  • Wiesner — ist der Familienname folgender Personen: Adolph Wiesner (1871–1942), jüdisch tschechischer Maler Arthur Wiesner (1895–1980), deutscher Film und Theaterschauspieler Christian Wiesner (* 1981), deutscher Fußballspieler Claus Ulrich Wiesner (* 1933) …   Deutsch Wikipedia

  • Wiesner building — The Wiesner Building houses the MIT Media Lab, the Center for Bits and Atoms (Neil Gershenfeld s lab) and the List Visual Arts Center. It was designed by I.M. Pei Partners. It is named in honor of former MIT president Jerome Wiesner and his wife… …   Wikipedia

  • WIESNER, JEROME BERT — (1915–1994), U.S. electrical engineer and educator; president of the Massachusetts Institute of Technology (MIT). Wiesner, who was born in Detroit, Michigan, was associate director of the broadcasting station at the University of Michigan from… …   Encyclopedia of Judaism

  • Wiesner, Jerome — (b. 1915)    US scientist. An electronics engineer, Detroit born Wiesner carried out high level radar development for the United States forces in World War II. From 1961 to 1964, he was a special scientific assistant to President Kennedy and… …   Who’s Who in Jewish History after the period of the Old Testament

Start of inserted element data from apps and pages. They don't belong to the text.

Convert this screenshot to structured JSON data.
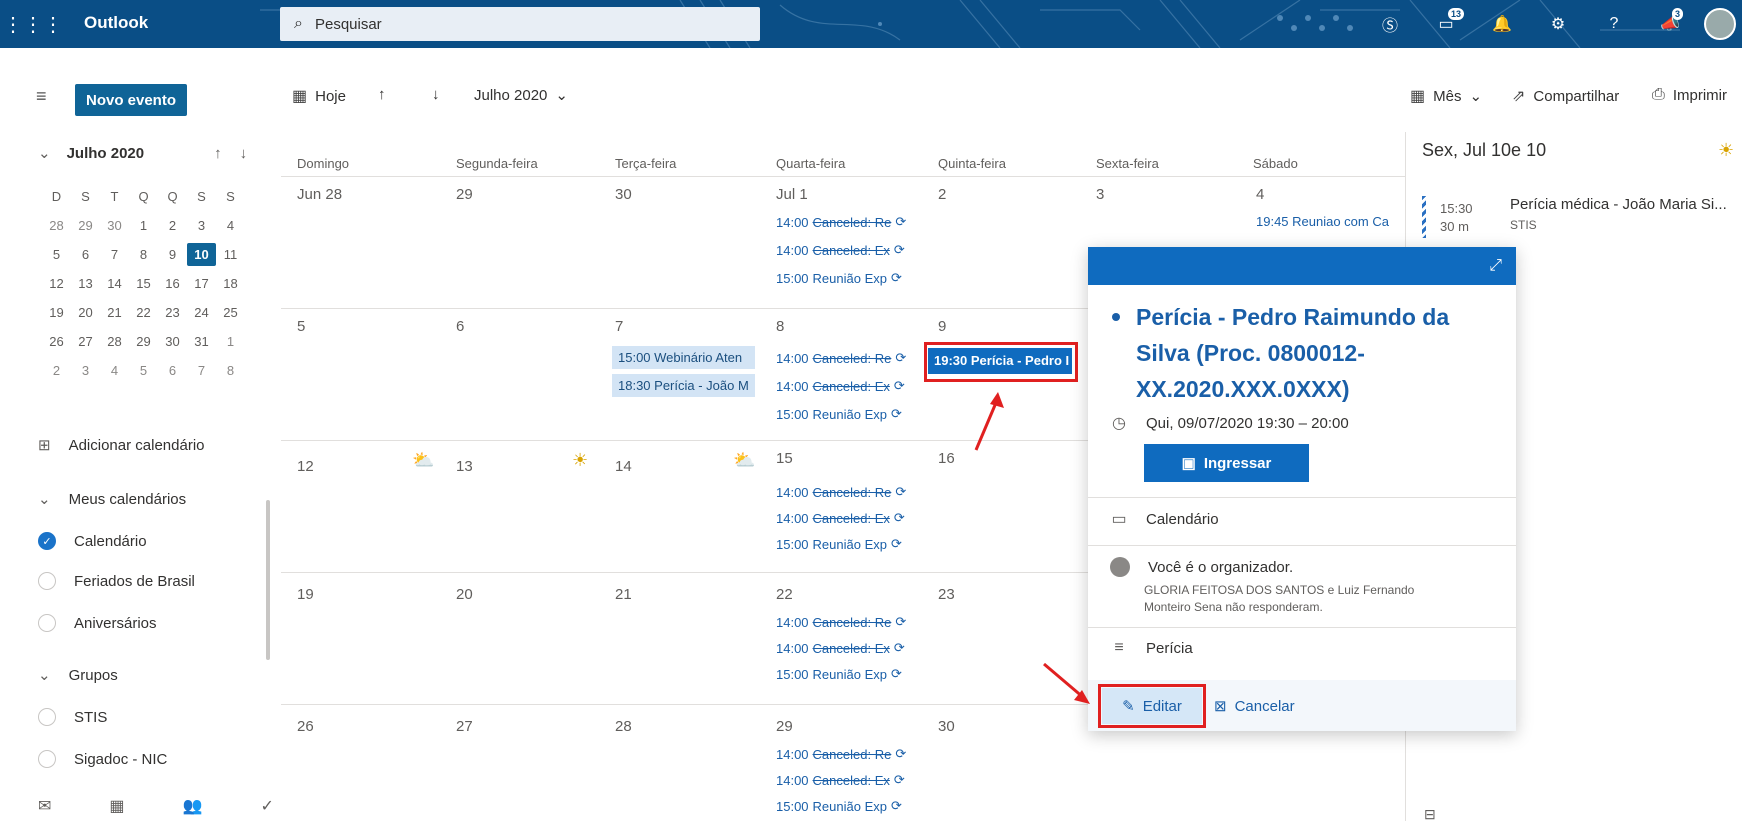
{
  "header": {
    "app_name": "Outlook",
    "search_placeholder": "Pesquisar",
    "chat_badge": "13",
    "notif_badge": "3"
  },
  "toolbar": {
    "new_event": "Novo evento",
    "today": "Hoje",
    "month_label": "Julho 2020",
    "view": "Mês",
    "share": "Compartilhar",
    "print": "Imprimir"
  },
  "mini_calendar": {
    "title": "Julho 2020",
    "weekdays": [
      "D",
      "S",
      "T",
      "Q",
      "Q",
      "S",
      "S"
    ],
    "weeks": [
      [
        "28",
        "29",
        "30",
        "1",
        "2",
        "3",
        "4"
      ],
      [
        "5",
        "6",
        "7",
        "8",
        "9",
        "10",
        "11"
      ],
      [
        "12",
        "13",
        "14",
        "15",
        "16",
        "17",
        "18"
      ],
      [
        "19",
        "20",
        "21",
        "22",
        "23",
        "24",
        "25"
      ],
      [
        "26",
        "27",
        "28",
        "29",
        "30",
        "31",
        "1"
      ],
      [
        "2",
        "3",
        "4",
        "5",
        "6",
        "7",
        "8"
      ]
    ],
    "today": "10"
  },
  "sidebar": {
    "add_calendar": "Adicionar calendário",
    "my_calendars": "Meus calendários",
    "calendars": [
      "Calendário",
      "Feriados de Brasil",
      "Aniversários"
    ],
    "groups_title": "Grupos",
    "groups": [
      "STIS",
      "Sigadoc - NIC"
    ]
  },
  "calendar": {
    "day_headers": [
      "Domingo",
      "Segunda-feira",
      "Terça-feira",
      "Quarta-feira",
      "Quinta-feira",
      "Sexta-feira",
      "Sábado"
    ],
    "weeks": [
      [
        "Jun 28",
        "29",
        "30",
        "Jul 1",
        "2",
        "3",
        "4"
      ],
      [
        "5",
        "6",
        "7",
        "8",
        "9",
        "",
        ""
      ],
      [
        "12",
        "13",
        "14",
        "15",
        "16",
        "",
        ""
      ],
      [
        "19",
        "20",
        "21",
        "22",
        "23",
        "",
        ""
      ],
      [
        "26",
        "27",
        "28",
        "29",
        "30",
        "",
        ""
      ]
    ],
    "recurring": [
      {
        "time": "14:00",
        "title": "Canceled: Re"
      },
      {
        "time": "14:00",
        "title": "Canceled: Ex"
      },
      {
        "time": "15:00",
        "title": "Reunião Exp"
      }
    ],
    "sat_event": "19:45 Reuniao com Ca",
    "tue_events": [
      "15:00 Webinário Aten",
      "18:30 Perícia - João M"
    ],
    "selected_event": "19:30 Perícia - Pedro I"
  },
  "right_pane": {
    "date": "Sex, Jul 10e 10",
    "event_time": "15:30",
    "event_duration": "30 m",
    "event_title": "Perícia médica - João Maria Si...",
    "event_location": "STIS"
  },
  "popup": {
    "title": "Perícia - Pedro Raimundo da Silva (Proc. 0800012-XX.2020.XXX.0XXX)",
    "datetime": "Qui, 09/07/2020 19:30 – 20:00",
    "join": "Ingressar",
    "calendar": "Calendário",
    "organizer": "Você é o organizador.",
    "attendees": "GLORIA FEITOSA DOS SANTOS e Luiz Fernando Monteiro Sena não responderam.",
    "category": "Perícia",
    "edit": "Editar",
    "cancel": "Cancelar"
  },
  "colors": {
    "header_bg": "#0a4e86",
    "accent": "#0f6bbf",
    "highlight": "#e02020"
  }
}
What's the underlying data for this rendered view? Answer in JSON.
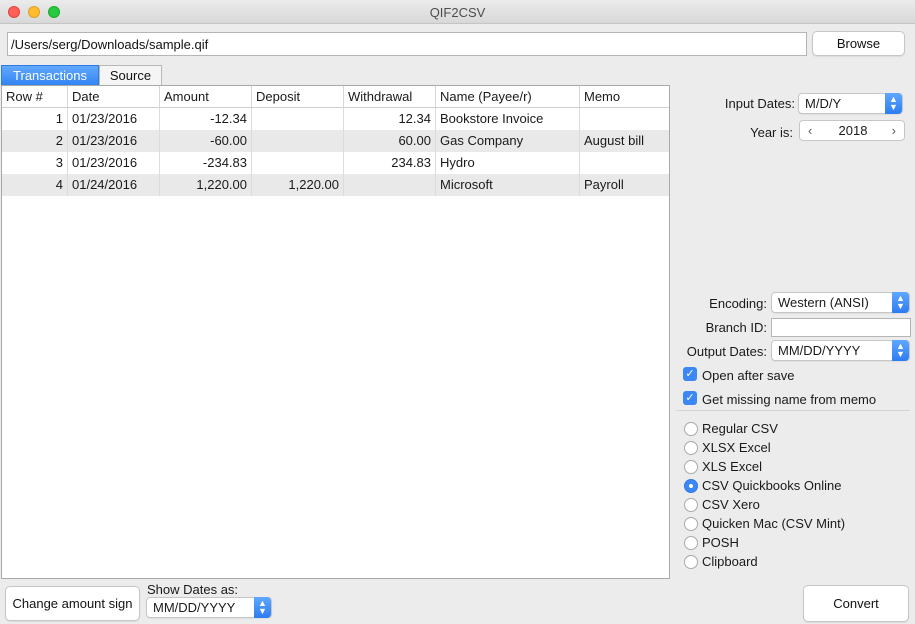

  • Wiesner, Jerome — (b. 1915)    American scientist. Born in Detroit, he was an electronic engineer and carried out high level radar development. From 1961 to 1964 he was special scientific assistant to President Kennedy and director of the US Office of Science and… …   Dictionary of Jewish Biography

  • Massachusetts Institute of Technology — Motto Mens et Manus Motto in English Mind and Hand[1] …   Wikipedia

  • History of the Massachusetts Institute of Technology — MIT s Building 10 and Great Dome overlooking Killian Court The history of the Massachusetts Institute of Technology can be traced back to the 1861 incorporation of the Massachusetts Institute of Technology and Boston Society of Natural History… …   Wikipedia

  • Campus of the Massachusetts Institute of Technology — The campus of the Massachusetts Institute of Technology includes dozens of buildings representing diverse architectural styles and shifting campus priorities. MIT s architectural history can be broadly split into four eras: the Boston campus, the …   Wikipedia

  • MIT Media Lab — The MIT Media Lab (also known as the Media Lab) is a laboratory of MIT School of Architecture and Planning. Devoted to research projects at the convergence of design, multimedia and technology, the Media Lab has been widely popularized since the… …   Wikipedia


Share the article and excerpts

Direct link
Do a right-click on the link above
and select “Copy Link”

We are using cookies for the best presentation of our site. Continuing to use this site, you agree with this.